By Danielle Graceffa, Senior Director, Legal Services
Real estate development has always been a risky proposition, fraught with numerous challenges that must always be carefully balanced against the promise of reward.
Throw in the possibility of rehabbing historic properties and that risk-reward scenario is certainly amplified. The city of Detroit, where we have our Midwestern office, is a perfect example.
Founded in the 1700s, the city has witnessed various transformations, with Henry Ford setting the stage for Detroit to become the booming manufacturing center that it is best known as. During that time, the population swelled from around 200,000 residents to well over 1.5 million.
Ellis Carr, President and CEO
2016 was marked by change—both for the U.S. and for Capital Impact. Our country witnessed a transition in leadership and with it words and actions that have divided our country. Part of this division included the voices of many who felt the American Dream had passed them by.
By Jason Anderson, Senior Director of Marketing & Communications
At Capital Impact Partners, we think about our efforts around affordable housing, healthy communities and inclusive growth in terms of both the past and the future. It is critical for us to understand the past when we think about how we develop projects and policies, who is at the table and what our level of intention is with each project we undertake.
By Alison Powers, Program Officer
More than 10,000 low-and-moderate income homeowners are sleeping better at night thanks to our partner ROC USA. Instead of worrying about rent increases or land sales that might force them to move, residents of manufactured-home communities (what many commonly refer to as mobile home parks) across the country have purchased their land and put down roots through ROC USA’s cooperative ownership program.

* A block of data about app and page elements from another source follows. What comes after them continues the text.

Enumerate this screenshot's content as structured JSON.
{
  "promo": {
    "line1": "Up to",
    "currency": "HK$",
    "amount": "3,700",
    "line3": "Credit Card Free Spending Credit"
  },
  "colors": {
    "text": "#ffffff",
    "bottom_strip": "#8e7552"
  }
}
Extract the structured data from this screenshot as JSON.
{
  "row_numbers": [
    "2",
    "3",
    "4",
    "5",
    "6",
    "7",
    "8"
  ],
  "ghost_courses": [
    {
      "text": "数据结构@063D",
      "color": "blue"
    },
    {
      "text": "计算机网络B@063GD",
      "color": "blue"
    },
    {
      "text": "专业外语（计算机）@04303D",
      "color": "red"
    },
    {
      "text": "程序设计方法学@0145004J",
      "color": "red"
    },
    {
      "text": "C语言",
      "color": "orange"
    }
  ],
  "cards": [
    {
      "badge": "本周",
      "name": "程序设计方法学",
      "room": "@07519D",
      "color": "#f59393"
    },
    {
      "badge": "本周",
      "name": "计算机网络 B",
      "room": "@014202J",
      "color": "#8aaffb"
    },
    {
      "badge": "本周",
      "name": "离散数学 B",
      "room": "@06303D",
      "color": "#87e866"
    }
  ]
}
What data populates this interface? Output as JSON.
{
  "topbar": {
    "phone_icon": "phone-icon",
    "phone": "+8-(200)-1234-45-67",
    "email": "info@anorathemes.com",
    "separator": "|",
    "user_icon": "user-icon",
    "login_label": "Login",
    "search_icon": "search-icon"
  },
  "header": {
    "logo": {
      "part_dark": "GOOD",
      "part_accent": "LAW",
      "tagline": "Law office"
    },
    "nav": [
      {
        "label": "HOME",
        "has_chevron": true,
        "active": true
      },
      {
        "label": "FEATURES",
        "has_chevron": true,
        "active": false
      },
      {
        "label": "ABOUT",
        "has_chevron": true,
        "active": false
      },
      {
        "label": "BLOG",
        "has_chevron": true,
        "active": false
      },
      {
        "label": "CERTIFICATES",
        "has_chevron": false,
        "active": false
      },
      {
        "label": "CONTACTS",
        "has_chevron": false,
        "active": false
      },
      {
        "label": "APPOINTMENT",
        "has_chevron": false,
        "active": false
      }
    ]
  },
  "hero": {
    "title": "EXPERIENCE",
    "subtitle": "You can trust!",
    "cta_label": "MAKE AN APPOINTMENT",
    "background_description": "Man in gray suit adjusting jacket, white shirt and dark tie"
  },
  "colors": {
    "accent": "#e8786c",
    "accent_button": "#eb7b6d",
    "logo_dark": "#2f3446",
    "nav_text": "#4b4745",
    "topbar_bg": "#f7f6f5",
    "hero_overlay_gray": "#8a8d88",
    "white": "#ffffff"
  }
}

Since 2008, the nonprofit social venture’s innovative model has spun off 182 resident-owned communities in 14 states, ranging in size from eight to 300 dwellings. The 10,000th home was recently secured at Turnpike Park Cooperative in Westborough, Mass.